As Communications Manager, I'm responsible (along with my colleagues) for reputation management (including branding), media relations (releases, placement of stories, comment) government relations, as well as publications. I'm the Editor of Australasian Biotechnology, AusBiotech's e-journal and make weekly contributions to Biotechnology News.
I believe the skills that are important to succeed as a public relations and communications professional are many and varied. Those of note include practical skills, such as writing, editing, listening and interpersonal skills. The skill I feel is most important for success, and has been the most valuable for me personally, is the ability to develop and implement strategy. In a role where there are so many tactics that could be implemented in any given situation or campaign, a clear and agreed path to a defined and shared goal is vital. It drives the use of resources, leads to the effective achievement of goals, and importantly it enables measurement to demonstrate outcomes.
I've held a range of positions in the field of communications. While studying at Deakin, I worked part time on media campaigns with a national mental health charity, and upon graduation moved to the corporate affairs team at Bristol Myers Squibb, a multinational pharmaceutical company. I've since worked with the University of Melbourne, the Pharmacy Guild of Australia, and now head the communications function for AusBiotech. In all of these roles, working strategically has been the key to success. Although I must say that knowing how to use an apostrophe, semi colon, capital letter and an ellipsis has held me in good stead too.
The theory and insight provided by my undergraduate degree has ‘built’ a robust foundation for the addition of hands-on experience. It is this combination that has given me confidence, enhanced my credibility and allowed me wonderful employment opportunities.
While a typical day involves a significant amount of emailing, writing, phone calls and meetings, communications work has provided some of the most memorable experiences of my life and allowed me to meet many interesting people. It has enabled me to travel extensively, including to destinations like New York, Washington and Singapore. I've had the privilege of arranging an address to the National Press Club, met Members of (the Australian) Parliament, been in Canberra for the handing down of a Federal Budget - as well as working with some very impressive people who advocate on behalf of some of the most marginalised people in our community.

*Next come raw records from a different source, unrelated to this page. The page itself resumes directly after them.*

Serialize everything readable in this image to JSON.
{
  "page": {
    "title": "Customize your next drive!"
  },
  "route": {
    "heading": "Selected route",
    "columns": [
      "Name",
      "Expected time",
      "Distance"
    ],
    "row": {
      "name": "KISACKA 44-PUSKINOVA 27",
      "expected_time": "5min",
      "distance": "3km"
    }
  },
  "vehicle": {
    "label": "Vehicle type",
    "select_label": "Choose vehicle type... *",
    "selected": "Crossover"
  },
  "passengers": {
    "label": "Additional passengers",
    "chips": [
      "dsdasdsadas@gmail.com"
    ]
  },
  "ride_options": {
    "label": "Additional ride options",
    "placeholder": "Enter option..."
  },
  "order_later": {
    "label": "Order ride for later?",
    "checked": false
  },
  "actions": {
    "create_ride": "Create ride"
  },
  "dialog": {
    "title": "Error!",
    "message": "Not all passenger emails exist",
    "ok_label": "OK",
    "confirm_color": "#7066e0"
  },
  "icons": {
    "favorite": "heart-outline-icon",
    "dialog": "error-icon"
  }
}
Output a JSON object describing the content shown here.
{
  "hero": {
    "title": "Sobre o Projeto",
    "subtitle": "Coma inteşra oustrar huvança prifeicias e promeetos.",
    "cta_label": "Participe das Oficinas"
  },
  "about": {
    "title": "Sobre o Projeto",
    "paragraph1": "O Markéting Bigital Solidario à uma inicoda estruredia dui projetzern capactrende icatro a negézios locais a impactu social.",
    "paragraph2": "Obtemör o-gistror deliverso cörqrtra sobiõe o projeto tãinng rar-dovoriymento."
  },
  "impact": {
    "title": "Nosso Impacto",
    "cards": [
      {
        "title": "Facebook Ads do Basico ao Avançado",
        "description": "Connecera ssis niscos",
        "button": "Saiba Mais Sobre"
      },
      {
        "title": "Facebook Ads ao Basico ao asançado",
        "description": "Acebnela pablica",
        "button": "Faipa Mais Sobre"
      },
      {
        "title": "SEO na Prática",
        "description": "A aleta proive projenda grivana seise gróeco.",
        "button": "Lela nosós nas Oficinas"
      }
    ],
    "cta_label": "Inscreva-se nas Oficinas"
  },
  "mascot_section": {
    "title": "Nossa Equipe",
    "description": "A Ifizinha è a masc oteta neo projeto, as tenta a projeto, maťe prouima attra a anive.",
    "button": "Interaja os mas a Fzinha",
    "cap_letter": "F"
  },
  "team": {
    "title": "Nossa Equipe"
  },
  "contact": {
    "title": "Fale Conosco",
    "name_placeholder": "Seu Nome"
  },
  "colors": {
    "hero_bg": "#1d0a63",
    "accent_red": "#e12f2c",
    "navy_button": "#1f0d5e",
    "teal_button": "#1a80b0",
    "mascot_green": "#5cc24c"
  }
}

My advice to those wishing to enter a career in communications is to volunteer at every available opportunity; it helps to build a network, a folio of example work and invaluable experience. Use the opportunity of an internship as though it was a job interview, it might well turn into one. I recommend having a mentor. I was lucky enough to have a talented mentor when I was first entered the field, and while my mentors have changed over the years (and at times there’s been more than one) the benefits have been vast and valuable and their efforts very much appreciated.
For more information, visit the AusBiotech website.